The state pension will rise by 3.1% today, but the increase is just half of inflation, the measure of the soaring cost of living.
The state pension and government benefits will both rise from today, but inflation, which is 6.2% could hit a 40-year high of 8.7% in the fourth quarter of 2022, according to the Office for Budget Responsibility (OBR).
It comes as energy regulator Ofgem hiked its price cap – which limits how much you can be charged for each unit of electricity and gas you use – by an eye-watering £693 for someone with typical use.
Council tax bills have just gone up as well while higher national insurance tax has taken effect.
Retirees on the full, new state pension, will see their earnings rise by £290 a year.
That’s an increase of up to £5.50 a week from April 2022, in line with last September’s inflation rate of 3.1%.
Pensioners were last year told their incomes would rise by the highest out of inflation or 2.5% – whichever is highest this spring, after the the Prime Minister suspended the triple lock due to Covid- calling off an 8% increase.
A 3.1% rise means those on the full new state pension will see their annual income jump to £9,628.50 – an extra £289.50.
However experts warn it’s not enough to cover the cost of living. The Bank of England has previously warned inflation could reach 7% by September this year.
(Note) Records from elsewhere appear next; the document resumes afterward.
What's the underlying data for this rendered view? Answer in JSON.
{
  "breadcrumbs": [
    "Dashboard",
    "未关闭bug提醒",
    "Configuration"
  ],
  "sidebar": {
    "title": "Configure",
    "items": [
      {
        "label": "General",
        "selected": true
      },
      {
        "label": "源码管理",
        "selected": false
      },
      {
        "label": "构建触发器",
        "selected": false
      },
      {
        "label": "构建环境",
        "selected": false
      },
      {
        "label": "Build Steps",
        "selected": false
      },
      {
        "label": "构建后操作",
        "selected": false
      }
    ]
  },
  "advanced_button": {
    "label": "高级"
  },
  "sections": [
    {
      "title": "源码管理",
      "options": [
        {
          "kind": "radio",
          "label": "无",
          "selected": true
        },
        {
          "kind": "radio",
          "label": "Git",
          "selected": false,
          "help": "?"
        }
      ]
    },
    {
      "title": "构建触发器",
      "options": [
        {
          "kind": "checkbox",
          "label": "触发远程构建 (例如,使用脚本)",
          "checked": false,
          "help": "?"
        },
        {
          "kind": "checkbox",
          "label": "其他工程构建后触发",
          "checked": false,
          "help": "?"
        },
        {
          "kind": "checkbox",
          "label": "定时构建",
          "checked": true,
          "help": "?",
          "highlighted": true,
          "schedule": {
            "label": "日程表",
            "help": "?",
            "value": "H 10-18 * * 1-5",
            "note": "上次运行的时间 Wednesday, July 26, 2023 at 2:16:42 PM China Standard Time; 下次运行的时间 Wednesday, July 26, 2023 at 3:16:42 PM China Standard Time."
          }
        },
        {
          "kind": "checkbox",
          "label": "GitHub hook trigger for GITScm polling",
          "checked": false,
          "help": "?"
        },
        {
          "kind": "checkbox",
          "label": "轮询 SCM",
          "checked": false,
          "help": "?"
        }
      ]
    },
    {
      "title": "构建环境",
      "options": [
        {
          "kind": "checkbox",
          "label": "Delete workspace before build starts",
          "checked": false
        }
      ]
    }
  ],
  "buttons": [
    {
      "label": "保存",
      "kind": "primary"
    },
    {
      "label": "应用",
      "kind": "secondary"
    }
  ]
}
That’s in response to supply disruption and energy price rises.
Centre for Economics and Business Research economist Sam Miley said: “Pensioners will be particularly vulnerable to rising prices, due to the fact that their disposable incomes tend to be lower in the first place.
“Meanwhile, the nature of inflation at present, being heavily concentrated in utility prices, is also set to adversely affect pensioners, given that this makes up a relatively larger proportion of their overall spending.”